Kefka's last name, "Palazzo", is a common last name of Italian descent and means "palace", "mansion", or "castle". The Italian term pagliaccio for clown, bears a possibly intentional resemblance to Kefka's surname and fit his distinctive clothing.
His first name, Kefka, may derive from Kurt Koffka, a German psychologist, who worked on the Gestalt psychology, which is also reminiscent of Gestahl, the emperor in Final Fantasy VI. Another possibility is Franz Kafka, who is known for his stories based around hopelessness (his writings are considered existentialist, a philosophy similar yet at the same time opposite of Kefka's).
Kefka's God of Magic form resembles the fallen angel Lucifer, also known as Satan. The similarity was further alluded to with the SNES translation for one of his attacks, Fallen One, one of the names for Lucifer.
In Japan, the color purple is the representative color of death, which explains why Kefka's god of magic form is primarily purple.
- In the video game, The Elder Scrolls III: Morrowind, there is a dungeon called the "Kefka Burial".
- In Final Fantasy VII the player can hear a lower, slowed-down version of Kefka's signature laugh if they go to the Ghost Square at the Gold Saucer and inspect a "face" in the corner of the item shop. They can also hear this laugh when Tifa and Cloud fall in the Lifestream, at Mideel.
- Kefka's laugh appears in Square's Chrono Trigger when the player talks to Nolstein Bekkler in the Millennial Fair. The player can also hear it from Ozzie.
- Zalera, one of Final Fantasy XII Espers, uses a remake of Kefka's laugh in his final attack, Condemnation.

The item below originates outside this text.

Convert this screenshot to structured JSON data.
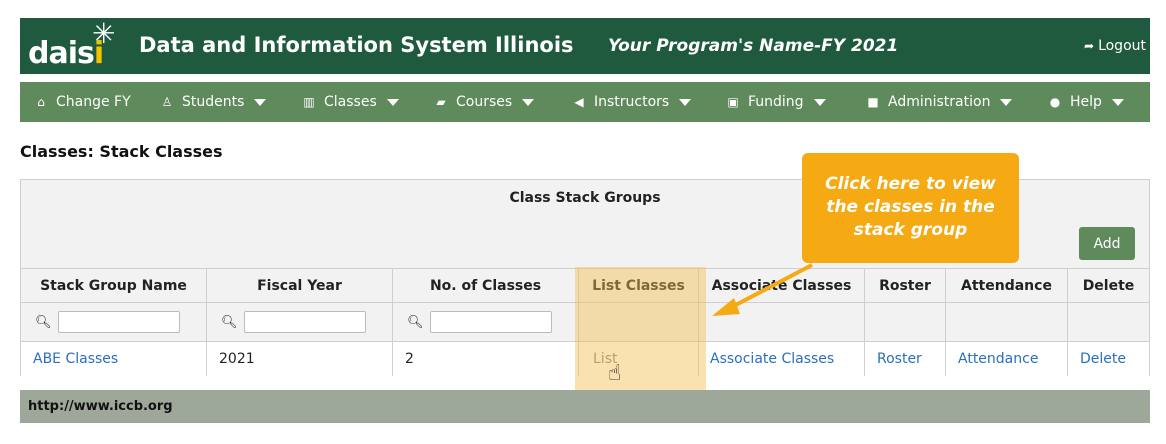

- Kefka was named the third greatest villain in a video game by Nintendo Power in their 250th issue.
- According to Final Fantasy VI writer Yoshinori Kitase, the scene where Kefka has his accompanying soldiers dust off his shoes was ad-libbed into the script, as he felt the original introduction scene was too boring. He wrote it to give the players an early implication that Kefka had a few screws missing.
- In earlier versions of Final Fantasy VI, before the player fights Kefka, he says "Life... hope... dreams? Where do they come from? And where are they going?" This is similar to the title of one of Paul Gauguin's most famous paintings, Where Do We Come From? What Are We? Where Are We Going?
- A variation of the above quote was used in the Halloween event for Final Fantasy XIV in 2011: "Life...Dreams...Imps... Where do they come from? And where do they go?" This was one of many lines indicating that an Imp had spawned for players to interact with in town.
- Kefka's English voice actor, Dave Wittenberg, also voices Yazoo in Final Fantasy VII: Advent Children, Amodar in Final Fantasy XIII, and Captain Cryptic in Final Fantasy XIII-2.
- The Spanish web Meristation named Kefka the second greatest villain in the history of video games.
- Although Kefka's stance as a Magitek Knight was strongly implied throughout the story, it was never directly stated via normal gameplay. The player must talk to the barkeep at Vector's tavern after avoiding getting caught by the patrolling guards to find this out explicitly.
- Kefka's role is foreshadowed in the prologue of the game, where he makes a brief appearance descending from the Imperial Palace at Vector in the part where the narration states "Yet there now stands one who would reawaken the magic of ages past, and use its dread power as a means by which to conquer all the world...".
- ↑ Final Fantasy VI/Timeline
- ↑ Vector citizen: Here's one for you... That guy Kefka? He was Cid's first experimental Magitek knight. But the process wasn't perfect yet. Something snapped in Kefka that day...
- Soldier A: "Hey, did you hear?"
- Soldier B: "Oh, you mean-"
- Soldier A: "Shhh! Keep your voice down! If Kefka catches us, we're toast!"
- Soldier A: "They say Kefka's plotting to drive away General Leo so that he can take over his position as general..."
- Soldier B: "Don't even joke about something like that. If that freak becomes our general, I'll quit!"
- —Two soldiers whispering about Kefka's plans about General Leo.
- ↑ Kefka: I'd say you're all charged up, boys and girls... or whatever... Say, remind me to show you my magicite collection someday! You might see a few familiar faces!!! Final Fantasy VI
- ↑ http://www.1up.com/do/blogEntry?bId=9002538&publicUserId=6049935